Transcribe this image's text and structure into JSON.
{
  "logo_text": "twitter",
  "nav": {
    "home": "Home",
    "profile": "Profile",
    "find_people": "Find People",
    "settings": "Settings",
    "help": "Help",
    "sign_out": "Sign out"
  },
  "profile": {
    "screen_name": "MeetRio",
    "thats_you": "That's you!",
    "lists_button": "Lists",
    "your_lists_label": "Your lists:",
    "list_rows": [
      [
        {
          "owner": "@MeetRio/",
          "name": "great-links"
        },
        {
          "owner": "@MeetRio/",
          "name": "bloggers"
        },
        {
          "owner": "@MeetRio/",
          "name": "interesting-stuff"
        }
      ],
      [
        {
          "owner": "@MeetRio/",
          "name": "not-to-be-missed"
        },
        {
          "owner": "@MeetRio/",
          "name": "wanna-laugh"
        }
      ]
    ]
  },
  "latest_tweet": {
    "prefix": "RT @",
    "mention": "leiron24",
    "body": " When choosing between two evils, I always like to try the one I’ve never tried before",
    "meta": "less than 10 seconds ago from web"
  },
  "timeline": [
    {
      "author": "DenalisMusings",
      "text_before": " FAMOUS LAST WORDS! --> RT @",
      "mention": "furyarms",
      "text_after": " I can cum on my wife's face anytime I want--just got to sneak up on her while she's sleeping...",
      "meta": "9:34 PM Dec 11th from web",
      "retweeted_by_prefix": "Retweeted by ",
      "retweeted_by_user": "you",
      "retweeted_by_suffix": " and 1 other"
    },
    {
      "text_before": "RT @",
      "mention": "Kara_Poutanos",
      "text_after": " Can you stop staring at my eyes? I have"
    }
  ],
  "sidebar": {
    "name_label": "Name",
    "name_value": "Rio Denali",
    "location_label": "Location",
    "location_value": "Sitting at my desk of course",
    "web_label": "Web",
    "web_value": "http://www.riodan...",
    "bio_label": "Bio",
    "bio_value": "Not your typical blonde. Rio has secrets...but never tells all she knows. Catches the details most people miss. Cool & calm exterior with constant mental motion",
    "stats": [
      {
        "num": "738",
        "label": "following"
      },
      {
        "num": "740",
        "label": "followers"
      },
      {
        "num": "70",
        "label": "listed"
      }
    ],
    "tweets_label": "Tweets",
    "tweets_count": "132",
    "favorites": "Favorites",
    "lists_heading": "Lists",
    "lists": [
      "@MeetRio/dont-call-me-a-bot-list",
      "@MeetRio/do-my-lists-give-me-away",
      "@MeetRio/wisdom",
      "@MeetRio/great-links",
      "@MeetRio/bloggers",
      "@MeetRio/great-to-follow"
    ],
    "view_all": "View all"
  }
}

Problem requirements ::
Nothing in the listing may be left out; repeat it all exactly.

Problem solution ::
Transcribe this image's text and structure into JSON.
{
  "logo_text": "twitter",
  "nav": {
    "home": "Home",
    "profile": "Profile",
    "find_people": "Find People",
    "settings": "Settings",
    "help": "Help",
    "sign_out": "Sign out"
  },
  "profile": {
    "screen_name": "MeetRio",
    "thats_you": "That's you!",
    "lists_button": "Lists",
    "your_lists_label": "Your lists:",
    "list_rows": [
      [
        {
          "owner": "@MeetRio/",
          "name": "great-links"
        },
        {
          "owner": "@MeetRio/",
          "name": "bloggers"
        },
        {
          "owner": "@MeetRio/",
          "name": "interesting-stuff"
        }
      ],
      [
        {
          "owner": "@MeetRio/",
          "name": "not-to-be-missed"
        },
        {
          "owner": "@MeetRio/",
          "name": "wanna-laugh"
        }
      ]
    ]
  },
  "latest_tweet": {
    "prefix": "RT @",
    "mention": "leiron24",
    "body": " When choosing between two evils, I always like to try the one I’ve never tried before",
    "meta": "less than 10 seconds ago from web"
  },
  "timeline": [
    {
      "author": "DenalisMusings",
      "text_before": " FAMOUS LAST WORDS! --> RT @",
      "mention": "furyarms",
      "text_after": " I can cum on my wife's face anytime I want--just got to sneak up on her while she's sleeping...",
      "meta": "9:34 PM Dec 11th from web",
      "retweeted_by_prefix": "Retweeted by ",
      "retweeted_by_user": "you",
      "retweeted_by_suffix": " and 1 other"
    },
    {
      "text_before": "RT @",
      "mention": "Kara_Poutanos",
      "text_after": " Can you stop staring at my eyes? I have"
    }
  ],
  "sidebar": {
    "name_label": "Name",
    "name_value": "Rio Denali",
    "location_label": "Location",
    "location_value": "Sitting at my desk of course",
    "web_label": "Web",
    "web_value": "http://www.riodan...",
    "bio_label": "Bio",
    "bio_value": "Not your typical blonde. Rio has secrets...but never tells all she knows. Catches the details most people miss. Cool & calm exterior with constant mental motion",
    "stats": [
      {
        "num": "738",
        "label": "following"
      },
      {
        "num": "740",
        "label": "followers"
      },
      {
        "num": "70",
        "label": "listed"
      }
    ],
    "tweets_label": "Tweets",
    "tweets_count": "132",
    "favorites": "Favorites",
    "lists_heading": "Lists",
    "lists": [
      "@MeetRio/dont-call-me-a-bot-list",
      "@MeetRio/do-my-lists-give-me-away",
      "@MeetRio/wisdom",
      "@MeetRio/great-links",
      "@MeetRio/bloggers",
      "@MeetRio/great-to-follow"
    ],
    "view_all": "View all"
  }
}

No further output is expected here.